But the political meaning of Stowe is sharper and more specific still: it represents opposition politics through alligorical monuments.  A large valley called the Elysian Fields lies between two ridges.  On one ridge sits the Temple of Ancient Virtue (below), designed by Kent in 1734, which exhibits lifer-size statues of Homer, Lycurgus, Socrates, and Epaminondas.  Facing it but from lower ground stands the the Shrine of British Worthies (below), also by Kent, exhibiting busts of sixteen national heroes, including modern figures like Shakespeare, Locke, Newton, and Pope as well as men  of old like King Alfred.  The Shrine of British Worthies literally looks up towards the Temple of Ancient Virtue in a powerful demonstration of reverence for classical ideals.  For a while there was a third building nearby, the Temple of Modern Virtue, a ruin that allegedly satirized Sir Robert Walpole, the Whig Minister of State whom Cobham, Pope, Swift, and many other Tory writers loved to hate.  The Temple of Liberty, by Gibbs (1741) is in the Gothic style associated by architects and landscape designers with ancient British ideals.

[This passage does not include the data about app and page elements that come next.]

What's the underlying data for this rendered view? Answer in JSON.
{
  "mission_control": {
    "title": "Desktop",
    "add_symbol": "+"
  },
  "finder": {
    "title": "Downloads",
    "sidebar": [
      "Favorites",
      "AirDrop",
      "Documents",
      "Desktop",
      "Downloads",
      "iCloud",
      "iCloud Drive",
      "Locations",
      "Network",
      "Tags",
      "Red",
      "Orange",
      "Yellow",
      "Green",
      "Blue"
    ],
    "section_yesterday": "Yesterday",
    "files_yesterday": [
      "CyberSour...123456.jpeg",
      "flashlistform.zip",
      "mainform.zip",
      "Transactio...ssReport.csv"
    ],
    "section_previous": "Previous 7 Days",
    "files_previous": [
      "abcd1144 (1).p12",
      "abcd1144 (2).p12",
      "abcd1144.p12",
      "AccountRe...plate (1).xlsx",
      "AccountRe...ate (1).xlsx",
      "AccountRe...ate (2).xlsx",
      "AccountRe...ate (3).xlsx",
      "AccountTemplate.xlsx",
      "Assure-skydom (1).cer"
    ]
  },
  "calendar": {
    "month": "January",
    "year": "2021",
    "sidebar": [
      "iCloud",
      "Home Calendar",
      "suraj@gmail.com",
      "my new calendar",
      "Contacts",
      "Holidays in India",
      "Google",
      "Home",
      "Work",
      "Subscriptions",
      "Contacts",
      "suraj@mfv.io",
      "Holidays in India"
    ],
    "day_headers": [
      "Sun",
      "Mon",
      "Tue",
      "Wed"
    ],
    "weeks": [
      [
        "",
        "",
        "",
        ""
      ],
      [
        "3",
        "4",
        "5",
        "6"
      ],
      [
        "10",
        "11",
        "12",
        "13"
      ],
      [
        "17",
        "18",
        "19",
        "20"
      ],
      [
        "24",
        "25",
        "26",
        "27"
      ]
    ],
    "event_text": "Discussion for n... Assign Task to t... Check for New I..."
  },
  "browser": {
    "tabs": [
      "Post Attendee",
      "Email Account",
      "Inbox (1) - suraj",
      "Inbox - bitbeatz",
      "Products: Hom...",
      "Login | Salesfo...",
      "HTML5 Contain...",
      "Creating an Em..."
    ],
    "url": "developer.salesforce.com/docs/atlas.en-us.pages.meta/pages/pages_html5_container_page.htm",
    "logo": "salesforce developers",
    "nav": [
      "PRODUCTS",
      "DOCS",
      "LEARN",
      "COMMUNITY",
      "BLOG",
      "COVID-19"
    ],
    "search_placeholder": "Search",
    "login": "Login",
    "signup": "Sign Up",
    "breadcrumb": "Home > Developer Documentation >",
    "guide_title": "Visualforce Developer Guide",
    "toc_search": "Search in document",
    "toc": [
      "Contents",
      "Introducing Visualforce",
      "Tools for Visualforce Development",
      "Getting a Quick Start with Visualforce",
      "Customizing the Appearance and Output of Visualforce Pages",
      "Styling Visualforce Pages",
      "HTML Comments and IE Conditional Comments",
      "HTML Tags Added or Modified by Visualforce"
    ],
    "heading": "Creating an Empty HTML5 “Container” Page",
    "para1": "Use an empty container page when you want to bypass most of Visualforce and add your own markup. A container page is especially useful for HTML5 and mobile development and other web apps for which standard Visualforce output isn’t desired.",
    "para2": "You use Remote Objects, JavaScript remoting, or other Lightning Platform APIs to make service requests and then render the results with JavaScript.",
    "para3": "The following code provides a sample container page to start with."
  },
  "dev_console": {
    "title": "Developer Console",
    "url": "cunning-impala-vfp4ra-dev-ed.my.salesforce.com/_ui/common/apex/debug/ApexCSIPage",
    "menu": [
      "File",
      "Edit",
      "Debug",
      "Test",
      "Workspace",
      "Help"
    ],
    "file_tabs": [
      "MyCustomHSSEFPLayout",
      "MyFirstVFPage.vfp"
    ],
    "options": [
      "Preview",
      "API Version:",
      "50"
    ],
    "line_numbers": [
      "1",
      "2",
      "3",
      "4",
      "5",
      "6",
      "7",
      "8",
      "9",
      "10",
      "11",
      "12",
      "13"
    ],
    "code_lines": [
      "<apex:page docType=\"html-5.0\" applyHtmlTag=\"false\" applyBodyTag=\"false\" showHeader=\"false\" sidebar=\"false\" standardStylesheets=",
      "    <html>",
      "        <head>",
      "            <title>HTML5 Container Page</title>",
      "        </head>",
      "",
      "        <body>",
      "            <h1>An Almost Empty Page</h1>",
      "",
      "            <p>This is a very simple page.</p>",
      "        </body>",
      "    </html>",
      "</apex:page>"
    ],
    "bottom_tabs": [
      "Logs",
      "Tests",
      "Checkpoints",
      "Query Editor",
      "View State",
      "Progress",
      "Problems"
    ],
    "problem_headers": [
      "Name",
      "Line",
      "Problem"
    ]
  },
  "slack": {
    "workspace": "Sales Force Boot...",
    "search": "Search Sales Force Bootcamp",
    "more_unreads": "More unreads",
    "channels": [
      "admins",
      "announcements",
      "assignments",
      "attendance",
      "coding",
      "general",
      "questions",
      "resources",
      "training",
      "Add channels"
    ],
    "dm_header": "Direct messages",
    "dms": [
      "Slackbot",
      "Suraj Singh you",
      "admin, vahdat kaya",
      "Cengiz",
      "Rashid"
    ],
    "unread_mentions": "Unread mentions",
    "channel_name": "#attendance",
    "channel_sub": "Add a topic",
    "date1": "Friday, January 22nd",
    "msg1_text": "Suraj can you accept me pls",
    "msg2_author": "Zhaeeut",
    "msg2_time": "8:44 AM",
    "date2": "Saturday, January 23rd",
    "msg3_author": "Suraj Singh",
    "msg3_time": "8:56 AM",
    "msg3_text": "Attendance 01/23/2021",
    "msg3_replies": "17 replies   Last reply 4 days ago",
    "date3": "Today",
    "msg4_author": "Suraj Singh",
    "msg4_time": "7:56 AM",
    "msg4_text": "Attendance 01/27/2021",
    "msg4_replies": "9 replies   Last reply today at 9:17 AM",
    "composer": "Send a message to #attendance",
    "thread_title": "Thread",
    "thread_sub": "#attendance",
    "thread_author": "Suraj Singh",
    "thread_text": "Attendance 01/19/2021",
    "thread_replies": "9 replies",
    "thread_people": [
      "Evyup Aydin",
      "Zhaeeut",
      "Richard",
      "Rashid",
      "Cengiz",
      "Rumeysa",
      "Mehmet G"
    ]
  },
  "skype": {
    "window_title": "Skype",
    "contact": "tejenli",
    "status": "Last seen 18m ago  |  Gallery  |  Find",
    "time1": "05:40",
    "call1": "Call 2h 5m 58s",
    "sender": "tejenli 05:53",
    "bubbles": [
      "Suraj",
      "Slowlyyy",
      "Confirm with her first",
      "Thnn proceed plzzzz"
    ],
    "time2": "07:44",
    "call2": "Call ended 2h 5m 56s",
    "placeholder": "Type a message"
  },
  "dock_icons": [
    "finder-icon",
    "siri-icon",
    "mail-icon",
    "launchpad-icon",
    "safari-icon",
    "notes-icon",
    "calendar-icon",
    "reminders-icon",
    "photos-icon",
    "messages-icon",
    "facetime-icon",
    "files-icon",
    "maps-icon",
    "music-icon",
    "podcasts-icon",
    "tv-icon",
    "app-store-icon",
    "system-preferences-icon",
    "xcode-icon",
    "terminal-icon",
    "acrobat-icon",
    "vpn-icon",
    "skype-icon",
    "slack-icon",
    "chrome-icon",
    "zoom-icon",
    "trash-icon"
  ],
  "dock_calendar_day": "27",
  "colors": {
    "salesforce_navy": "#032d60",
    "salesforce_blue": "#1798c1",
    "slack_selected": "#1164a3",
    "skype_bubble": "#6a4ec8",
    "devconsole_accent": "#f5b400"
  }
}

View of House from North

View of House from South

Temple of Ancient Virtue

Temple of British Worthies


Palladian Bridge, Copied from Lord Pembroke's Bridge at Wilton